WHAT YOU SHOULD DO:
Where does the string "color" appear in the records? Copy each line that holds it.

SOURCE DATA:

*** Begin section ***

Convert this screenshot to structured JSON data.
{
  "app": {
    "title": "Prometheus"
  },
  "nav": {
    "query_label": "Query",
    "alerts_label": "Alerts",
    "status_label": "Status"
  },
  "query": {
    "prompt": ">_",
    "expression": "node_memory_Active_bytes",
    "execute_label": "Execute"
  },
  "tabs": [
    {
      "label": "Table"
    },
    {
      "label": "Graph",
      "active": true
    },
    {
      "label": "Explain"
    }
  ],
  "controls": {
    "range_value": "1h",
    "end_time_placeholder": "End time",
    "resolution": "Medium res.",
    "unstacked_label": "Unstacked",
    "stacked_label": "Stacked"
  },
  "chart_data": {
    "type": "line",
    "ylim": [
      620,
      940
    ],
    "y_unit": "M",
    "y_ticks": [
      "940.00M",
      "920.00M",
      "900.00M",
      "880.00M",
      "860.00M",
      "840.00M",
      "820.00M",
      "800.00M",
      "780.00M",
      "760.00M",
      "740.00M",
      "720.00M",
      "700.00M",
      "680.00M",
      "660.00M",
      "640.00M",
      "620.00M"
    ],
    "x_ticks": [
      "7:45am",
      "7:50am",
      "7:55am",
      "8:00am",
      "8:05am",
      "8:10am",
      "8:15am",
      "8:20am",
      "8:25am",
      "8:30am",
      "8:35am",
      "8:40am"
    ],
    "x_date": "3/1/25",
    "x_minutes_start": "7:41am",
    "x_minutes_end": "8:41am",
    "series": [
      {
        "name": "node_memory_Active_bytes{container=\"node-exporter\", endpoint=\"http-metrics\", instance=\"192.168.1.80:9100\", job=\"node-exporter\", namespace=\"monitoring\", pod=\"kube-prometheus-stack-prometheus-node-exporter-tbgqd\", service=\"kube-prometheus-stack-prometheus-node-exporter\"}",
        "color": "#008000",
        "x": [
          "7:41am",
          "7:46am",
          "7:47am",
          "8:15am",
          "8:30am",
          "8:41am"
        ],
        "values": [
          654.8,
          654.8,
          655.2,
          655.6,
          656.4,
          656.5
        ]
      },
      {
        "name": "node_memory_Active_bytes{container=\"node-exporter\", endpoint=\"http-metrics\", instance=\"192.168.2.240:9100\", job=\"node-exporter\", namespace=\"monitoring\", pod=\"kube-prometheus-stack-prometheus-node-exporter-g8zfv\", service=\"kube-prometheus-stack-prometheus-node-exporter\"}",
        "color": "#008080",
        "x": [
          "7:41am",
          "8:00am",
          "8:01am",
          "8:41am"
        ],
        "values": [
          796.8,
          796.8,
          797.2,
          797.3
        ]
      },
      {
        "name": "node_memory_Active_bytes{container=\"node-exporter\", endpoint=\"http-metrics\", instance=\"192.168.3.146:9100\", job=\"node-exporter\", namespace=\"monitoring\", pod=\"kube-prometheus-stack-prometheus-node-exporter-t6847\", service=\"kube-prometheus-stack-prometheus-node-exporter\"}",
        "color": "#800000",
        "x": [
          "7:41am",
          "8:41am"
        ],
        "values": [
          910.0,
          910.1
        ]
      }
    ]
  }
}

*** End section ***

OUTPUT BELOW:
        "color": "#008000",
        "color": "#008080",
        "color": "#800000",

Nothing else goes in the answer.